Component data from apps and pages:
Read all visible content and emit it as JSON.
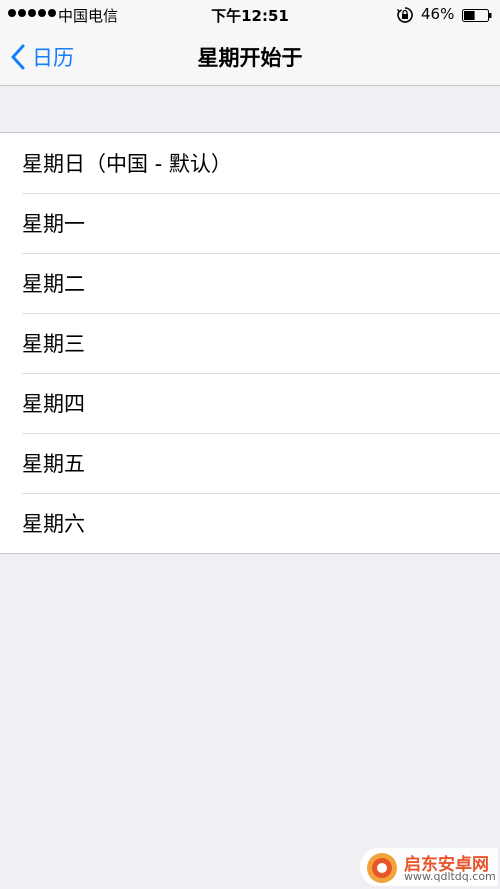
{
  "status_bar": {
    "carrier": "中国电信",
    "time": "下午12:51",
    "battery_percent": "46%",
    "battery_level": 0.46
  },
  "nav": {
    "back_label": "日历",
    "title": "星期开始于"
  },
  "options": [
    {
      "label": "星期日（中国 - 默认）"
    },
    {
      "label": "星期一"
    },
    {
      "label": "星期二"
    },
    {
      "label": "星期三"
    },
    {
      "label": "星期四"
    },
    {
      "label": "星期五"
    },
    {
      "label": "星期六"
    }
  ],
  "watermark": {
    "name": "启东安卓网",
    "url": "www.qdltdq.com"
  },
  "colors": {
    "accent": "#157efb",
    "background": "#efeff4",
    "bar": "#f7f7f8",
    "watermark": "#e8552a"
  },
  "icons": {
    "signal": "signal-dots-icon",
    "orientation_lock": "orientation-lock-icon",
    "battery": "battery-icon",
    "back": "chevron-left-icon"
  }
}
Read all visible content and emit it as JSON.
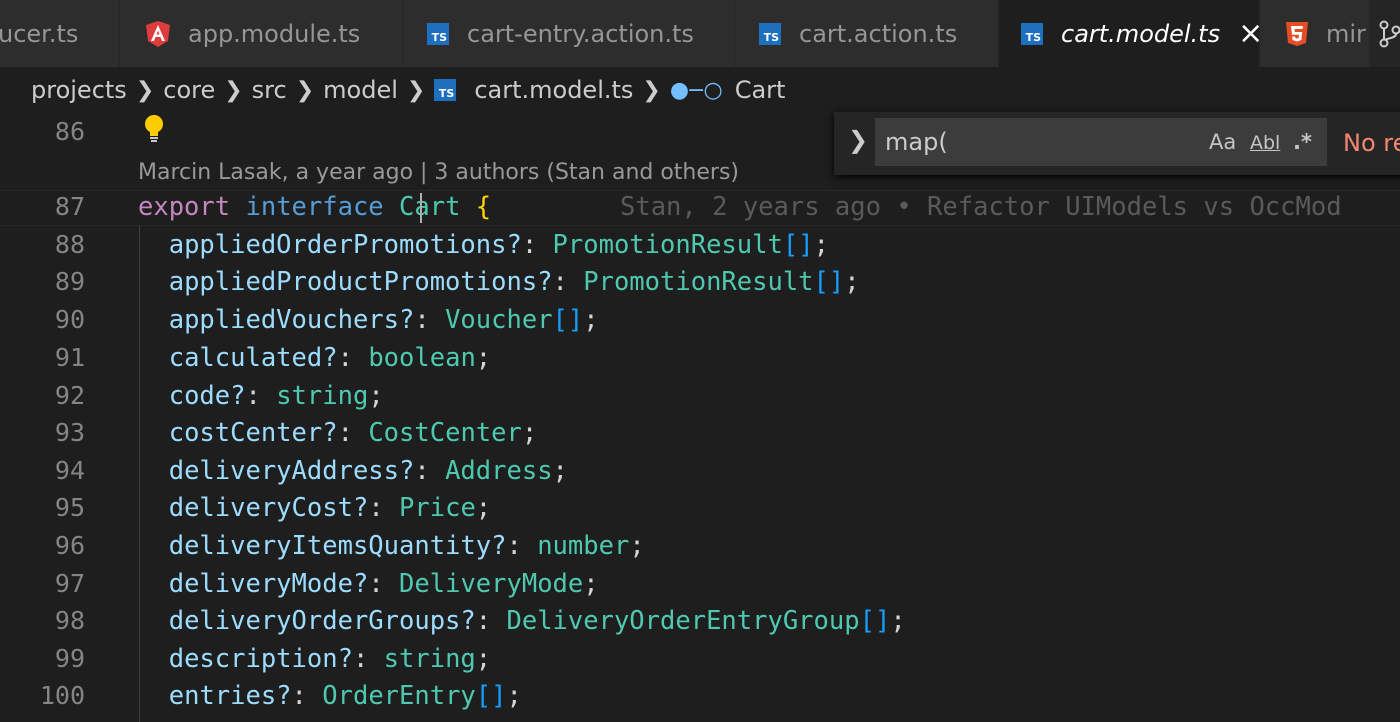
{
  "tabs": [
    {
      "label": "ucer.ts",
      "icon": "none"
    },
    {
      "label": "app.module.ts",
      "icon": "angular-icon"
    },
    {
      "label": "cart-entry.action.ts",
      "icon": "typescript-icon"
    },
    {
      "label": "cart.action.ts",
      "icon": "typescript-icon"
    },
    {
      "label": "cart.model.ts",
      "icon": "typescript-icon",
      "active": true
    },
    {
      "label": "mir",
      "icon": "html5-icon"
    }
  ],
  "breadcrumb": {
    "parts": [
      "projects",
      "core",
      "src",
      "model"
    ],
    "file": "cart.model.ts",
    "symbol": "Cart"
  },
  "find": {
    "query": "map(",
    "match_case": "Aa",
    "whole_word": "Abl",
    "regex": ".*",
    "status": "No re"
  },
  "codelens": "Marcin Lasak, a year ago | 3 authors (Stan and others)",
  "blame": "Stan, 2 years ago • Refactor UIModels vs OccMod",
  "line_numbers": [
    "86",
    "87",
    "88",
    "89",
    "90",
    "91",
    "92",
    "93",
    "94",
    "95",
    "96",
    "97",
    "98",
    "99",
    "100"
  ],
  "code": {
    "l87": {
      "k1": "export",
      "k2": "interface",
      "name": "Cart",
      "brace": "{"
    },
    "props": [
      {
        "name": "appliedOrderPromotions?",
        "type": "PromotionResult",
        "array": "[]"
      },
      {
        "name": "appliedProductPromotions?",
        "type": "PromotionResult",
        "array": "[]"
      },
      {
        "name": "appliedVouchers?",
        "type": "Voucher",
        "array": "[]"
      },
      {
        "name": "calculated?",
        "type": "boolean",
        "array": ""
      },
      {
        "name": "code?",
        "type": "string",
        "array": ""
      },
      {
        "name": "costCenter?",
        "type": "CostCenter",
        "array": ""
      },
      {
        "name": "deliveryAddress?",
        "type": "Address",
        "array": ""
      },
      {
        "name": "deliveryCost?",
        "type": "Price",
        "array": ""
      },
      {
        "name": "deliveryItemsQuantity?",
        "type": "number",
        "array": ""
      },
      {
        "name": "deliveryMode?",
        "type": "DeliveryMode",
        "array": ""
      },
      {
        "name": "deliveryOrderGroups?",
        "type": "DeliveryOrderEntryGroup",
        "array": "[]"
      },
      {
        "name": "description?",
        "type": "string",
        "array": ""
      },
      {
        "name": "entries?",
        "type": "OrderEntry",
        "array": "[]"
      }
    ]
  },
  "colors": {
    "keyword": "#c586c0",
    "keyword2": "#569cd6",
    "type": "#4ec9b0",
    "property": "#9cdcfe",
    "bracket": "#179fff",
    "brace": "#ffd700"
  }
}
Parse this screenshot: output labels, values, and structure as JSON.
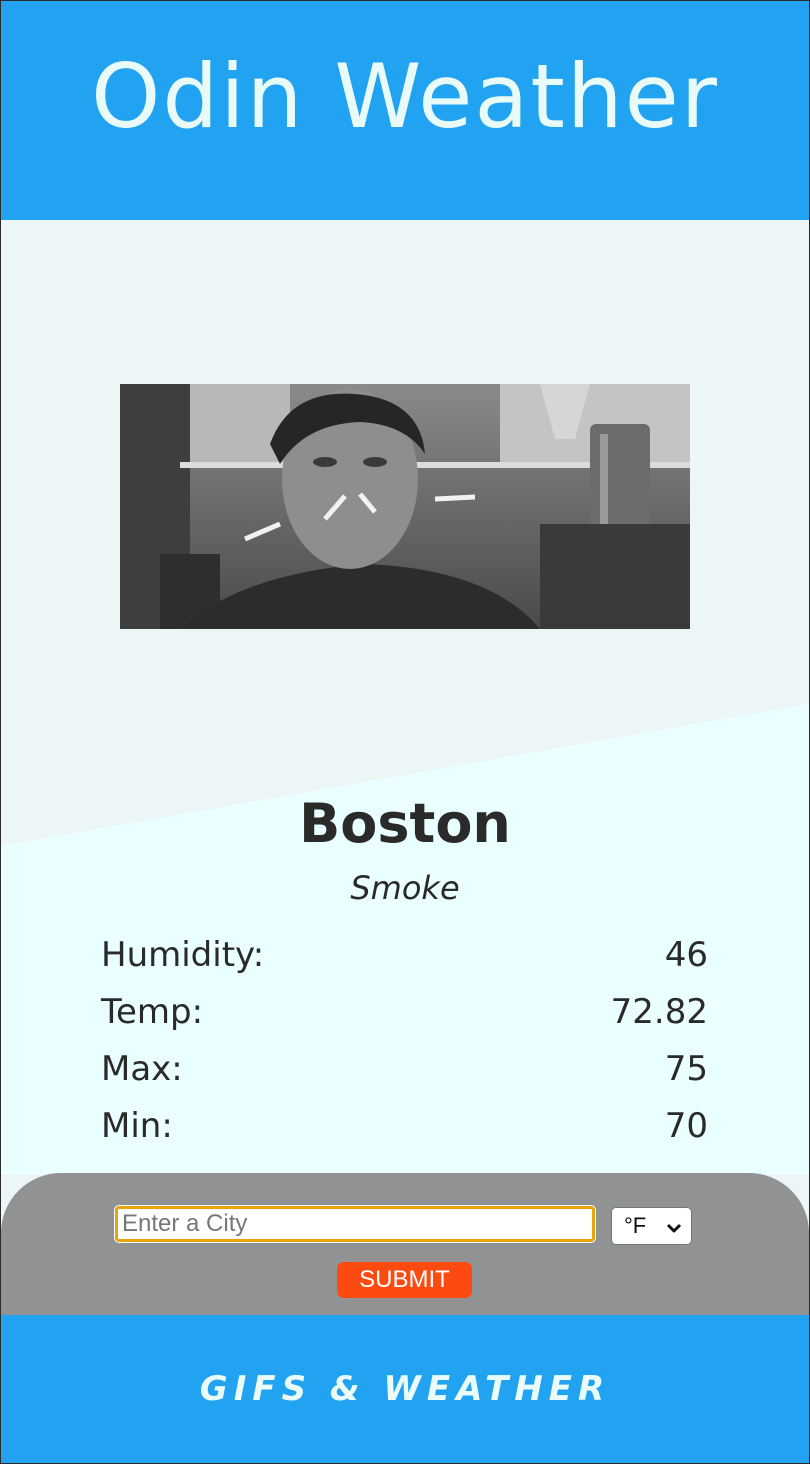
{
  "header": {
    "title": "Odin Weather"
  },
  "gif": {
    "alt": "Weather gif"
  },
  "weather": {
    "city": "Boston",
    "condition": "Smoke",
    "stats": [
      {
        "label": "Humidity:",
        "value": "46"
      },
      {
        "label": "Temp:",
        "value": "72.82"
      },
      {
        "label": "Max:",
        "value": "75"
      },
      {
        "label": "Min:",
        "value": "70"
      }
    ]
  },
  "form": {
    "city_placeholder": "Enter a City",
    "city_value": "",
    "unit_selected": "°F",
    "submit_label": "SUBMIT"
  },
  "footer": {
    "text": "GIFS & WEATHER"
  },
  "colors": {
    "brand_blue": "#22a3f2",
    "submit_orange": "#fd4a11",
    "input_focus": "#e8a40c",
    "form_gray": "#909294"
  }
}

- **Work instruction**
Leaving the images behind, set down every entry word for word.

- **Exercise answer**
Read all visible content and emit it as JSON.
{
  "status_bar": {
    "carrier": "中国电信",
    "time": "下午12:51",
    "battery_percent": "46%",
    "battery_level": 0.46
  },
  "nav": {
    "back_label": "日历",
    "title": "星期开始于"
  },
  "options": [
    {
      "label": "星期日（中国 - 默认）"
    },
    {
      "label": "星期一"
    },
    {
      "label": "星期二"
    },
    {
      "label": "星期三"
    },
    {
      "label": "星期四"
    },
    {
      "label": "星期五"
    },
    {
      "label": "星期六"
    }
  ],
  "watermark": {
    "name": "启东安卓网",
    "url": "www.qdltdq.com"
  },
  "colors": {
    "accent": "#157efb",
    "background": "#efeff4",
    "bar": "#f7f7f8",
    "watermark": "#e8552a"
  },
  "icons": {
    "signal": "signal-dots-icon",
    "orientation_lock": "orientation-lock-icon",
    "battery": "battery-icon",
    "back": "chevron-left-icon"
  }
}
Read all visible content and emit it as JSON.
{
  "tabs": [
    {
      "label": "ucer.ts",
      "icon": "none"
    },
    {
      "label": "app.module.ts",
      "icon": "angular-icon"
    },
    {
      "label": "cart-entry.action.ts",
      "icon": "typescript-icon"
    },
    {
      "label": "cart.action.ts",
      "icon": "typescript-icon"
    },
    {
      "label": "cart.model.ts",
      "icon": "typescript-icon",
      "active": true
    },
    {
      "label": "mir",
      "icon": "html5-icon"
    }
  ],
  "breadcrumb": {
    "parts": [
      "projects",
      "core",
      "src",
      "model"
    ],
    "file": "cart.model.ts",
    "symbol": "Cart"
  },
  "find": {
    "query": "map(",
    "match_case": "Aa",
    "whole_word": "Abl",
    "regex": ".*",
    "status": "No re"
  },
  "codelens": "Marcin Lasak, a year ago | 3 authors (Stan and others)",
  "blame": "Stan, 2 years ago • Refactor UIModels vs OccMod",
  "line_numbers": [
    "86",
    "87",
    "88",
    "89",
    "90",
    "91",
    "92",
    "93",
    "94",
    "95",
    "96",
    "97",
    "98",
    "99",
    "100"
  ],
  "code": {
    "l87": {
      "k1": "export",
      "k2": "interface",
      "name": "Cart",
      "brace": "{"
    },
    "props": [
      {
        "name": "appliedOrderPromotions?",
        "type": "PromotionResult",
        "array": "[]"
      },
      {
        "name": "appliedProductPromotions?",
        "type": "PromotionResult",
        "array": "[]"
      },
      {
        "name": "appliedVouchers?",
        "type": "Voucher",
        "array": "[]"
      },
      {
        "name": "calculated?",
        "type": "boolean",
        "array": ""
      },
      {
        "name": "code?",
        "type": "string",
        "array": ""
      },
      {
        "name": "costCenter?",
        "type": "CostCenter",
        "array": ""
      },
      {
        "name": "deliveryAddress?",
        "type": "Address",
        "array": ""
      },
      {
        "name": "deliveryCost?",
        "type": "Price",
        "array": ""
      },
      {
        "name": "deliveryItemsQuantity?",
        "type": "number",
        "array": ""
      },
      {
        "name": "deliveryMode?",
        "type": "DeliveryMode",
        "array": ""
      },
      {
        "name": "deliveryOrderGroups?",
        "type": "DeliveryOrderEntryGroup",
        "array": "[]"
      },
      {
        "name": "description?",
        "type": "string",
        "array": ""
      },
      {
        "name": "entries?",
        "type": "OrderEntry",
        "array": "[]"
      }
    ]
  },
  "colors": {
    "keyword": "#c586c0",
    "keyword2": "#569cd6",
    "type": "#4ec9b0",
    "property": "#9cdcfe",
    "bracket": "#179fff",
    "brace": "#ffd700"
  }
}
Parse this screenshot: output labels, values, and structure as JSON.
{
  "header": {
    "title": "Odin Weather"
  },
  "gif": {
    "alt": "Weather gif"
  },
  "weather": {
    "city": "Boston",
    "condition": "Smoke",
    "stats": [
      {
        "label": "Humidity:",
        "value": "46"
      },
      {
        "label": "Temp:",
        "value": "72.82"
      },
      {
        "label": "Max:",
        "value": "75"
      },
      {
        "label": "Min:",
        "value": "70"
      }
    ]
  },
  "form": {
    "city_placeholder": "Enter a City",
    "city_value": "",
    "unit_selected": "°F",
    "submit_label": "SUBMIT"
  },
  "footer": {
    "text": "GIFS & WEATHER"
  },
  "colors": {
    "brand_blue": "#22a3f2",
    "submit_orange": "#fd4a11",
    "input_focus": "#e8a40c",
    "form_gray": "#909294"
  }
}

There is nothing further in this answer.